◆ EXERCISE REQUIREMENTS:
Look through the data that follows and copy each line with the string "Paste".

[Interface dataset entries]
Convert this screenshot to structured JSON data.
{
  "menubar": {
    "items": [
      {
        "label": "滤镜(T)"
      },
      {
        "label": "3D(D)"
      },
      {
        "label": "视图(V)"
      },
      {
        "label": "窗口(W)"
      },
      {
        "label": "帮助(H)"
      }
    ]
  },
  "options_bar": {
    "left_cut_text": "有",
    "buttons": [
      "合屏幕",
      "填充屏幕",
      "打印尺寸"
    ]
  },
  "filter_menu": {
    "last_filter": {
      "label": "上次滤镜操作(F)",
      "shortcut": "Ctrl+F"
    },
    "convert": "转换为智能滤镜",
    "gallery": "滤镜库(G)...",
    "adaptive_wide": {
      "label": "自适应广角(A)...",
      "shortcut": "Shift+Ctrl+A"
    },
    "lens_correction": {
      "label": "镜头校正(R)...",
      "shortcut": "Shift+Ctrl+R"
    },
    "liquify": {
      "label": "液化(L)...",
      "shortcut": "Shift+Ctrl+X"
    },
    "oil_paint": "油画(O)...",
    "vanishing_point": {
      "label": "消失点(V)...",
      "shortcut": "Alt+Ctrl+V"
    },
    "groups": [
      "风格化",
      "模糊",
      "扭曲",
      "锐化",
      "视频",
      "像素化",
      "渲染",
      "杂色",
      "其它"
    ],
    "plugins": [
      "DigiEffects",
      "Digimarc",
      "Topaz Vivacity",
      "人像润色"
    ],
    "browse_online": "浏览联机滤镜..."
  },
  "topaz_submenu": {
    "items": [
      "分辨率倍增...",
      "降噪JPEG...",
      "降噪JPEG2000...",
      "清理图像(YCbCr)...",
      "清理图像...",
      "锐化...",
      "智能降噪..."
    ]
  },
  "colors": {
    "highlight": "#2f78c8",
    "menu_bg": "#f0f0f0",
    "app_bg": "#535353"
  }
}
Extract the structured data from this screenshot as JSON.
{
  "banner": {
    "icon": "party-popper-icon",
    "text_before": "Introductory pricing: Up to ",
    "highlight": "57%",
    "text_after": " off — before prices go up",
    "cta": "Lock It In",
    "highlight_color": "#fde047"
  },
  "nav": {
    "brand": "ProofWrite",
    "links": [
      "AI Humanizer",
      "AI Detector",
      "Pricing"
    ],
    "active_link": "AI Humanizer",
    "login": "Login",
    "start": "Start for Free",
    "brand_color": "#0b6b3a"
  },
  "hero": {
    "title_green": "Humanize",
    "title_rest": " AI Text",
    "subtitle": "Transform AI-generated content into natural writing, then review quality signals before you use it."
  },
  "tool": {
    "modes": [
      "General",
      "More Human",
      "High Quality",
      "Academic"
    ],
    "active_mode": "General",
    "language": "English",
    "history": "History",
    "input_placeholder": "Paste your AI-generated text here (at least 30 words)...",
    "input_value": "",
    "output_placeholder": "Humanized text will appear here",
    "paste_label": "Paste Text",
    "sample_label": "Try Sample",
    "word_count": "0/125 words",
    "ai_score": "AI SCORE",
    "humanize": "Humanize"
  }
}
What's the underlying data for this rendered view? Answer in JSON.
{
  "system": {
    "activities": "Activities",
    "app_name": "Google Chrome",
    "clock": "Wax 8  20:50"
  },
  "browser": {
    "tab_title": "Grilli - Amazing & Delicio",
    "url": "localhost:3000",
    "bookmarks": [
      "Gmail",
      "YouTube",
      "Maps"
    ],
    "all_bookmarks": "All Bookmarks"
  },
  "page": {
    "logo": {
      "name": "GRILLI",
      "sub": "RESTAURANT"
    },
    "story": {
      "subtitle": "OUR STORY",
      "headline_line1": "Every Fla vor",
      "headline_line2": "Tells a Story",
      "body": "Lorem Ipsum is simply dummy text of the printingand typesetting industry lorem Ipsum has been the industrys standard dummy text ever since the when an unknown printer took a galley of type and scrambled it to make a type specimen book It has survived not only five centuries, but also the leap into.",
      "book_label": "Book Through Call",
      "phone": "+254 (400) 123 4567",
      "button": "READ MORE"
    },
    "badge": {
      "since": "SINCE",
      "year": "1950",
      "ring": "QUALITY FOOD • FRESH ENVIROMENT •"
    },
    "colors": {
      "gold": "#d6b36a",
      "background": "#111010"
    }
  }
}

◆ SOLUTION TO THIS PROBLEM:
    "input_placeholder": "Paste your AI-generated text here (at least 30 words)...",
    "paste_label": "Paste Text",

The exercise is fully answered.